When it comes to chemicals, it can be hard to untangle the facts from the fear (some of it necessary fear). Our goal at CRIS is to help you make informed decisions about the food and products we interact with daily. In this series, we’ll explore the chemicals that make up our lives and the products we use.
What’s a chemical?
Chemicals are the building blocks of life. Every living, breathing creature is made of chemicals. Every building we’ve entered is made of chemicals. Every product we’ve ever purchased and used is made of chemicals!
When we think of chemicals it’s easy to think of them as artificial, man-made additions to our lives, rather than the foundation of our lives.
The foundation of our world and the chemicals that make up our world is found in the periodic table of elements. Everything around us, including us, is made of these elements or different combinations of these elements. Essentially the periodic table shows us the recipes of life and everything that surrounds us!
Let’s look at water for example. In order to make water, we need to know the recipe. Each ingredient in this recipe is an element from the periodic table of elements. The scientific term for this recipe is the molecular formula.
Water’s molecule formula is H2O. So, the recipe to make water is 2 parts hydrogen and 1 part oxygen bonded together.
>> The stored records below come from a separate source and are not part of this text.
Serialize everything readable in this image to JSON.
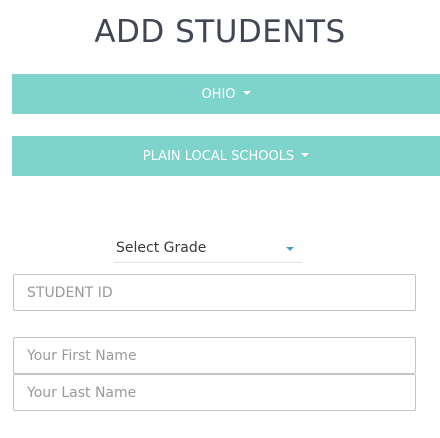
{
  "page": {
    "title": "ADD STUDENTS"
  },
  "state_dropdown": {
    "label": "OHIO"
  },
  "district_dropdown": {
    "label": "PLAIN LOCAL SCHOOLS"
  },
  "grade_select": {
    "label": "Select Grade"
  },
  "fields": {
    "student_id_placeholder": "STUDENT ID",
    "first_name_placeholder": "Your First Name",
    "last_name_placeholder": "Your Last Name"
  },
  "colors": {
    "accent": "#7ed3cb",
    "caret": "#45a2c4"
  }
}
We can look up the molecular formula, or recipe, for everything we interact with daily.
How does this work with other foods?
Let’s look at a familiar food; the banana. It’s easy to think that a banana is a singular ingredient, just banana, but in reality, each banana is made up of numerous ingredients. These ingredients each have their own chemical makeup. So that simple banana isn’t just a banana, it’s a complex assembly of different chemicals.
The same is true for the flowers, apples, wood, humans, anything you can think of has a list of chemical ingredients expressed in its recipe or molecular formula.
Are all chemicals safe?
Chemical and ingredient safety is based on our understanding of toxicity. There are specialty scientists, called toxicologists, who work to determines the toxicity of an ingredient or chemical. Toxicologists have a saying, “the dose makes the poison,” which means that anything even seemingly “harmless” chemicals can cause toxicity in a large enough amount.
Let’s use water as an example. We need to drink water in order to live. It’s advised that we consume around 8 glasses of water a day, let’s call this the recommended dose.
When we consume the recommended dose of water, we are doing what is best for our health. However, when we far exceed a recommended dose we can experience negative, toxic, effects. Water intoxication can lead to death and can be caused by consumption of as few as 6 liters of water drank consecutively by a 165-lb. person.
The dose makes the poison and in the case of water, the recommended dose leads to good health where the excessive dose can lead to death.
This is true for virtually every chemical we encounter daily, including vinegar, baking soda, and more! These chemicals are staple ingredients in our lives and we use them without fear and without focusing on their potential for a negative outcome if we do not exceed the recommended daily amount.
Next in our post, we will explore areas that relate ingredient safety.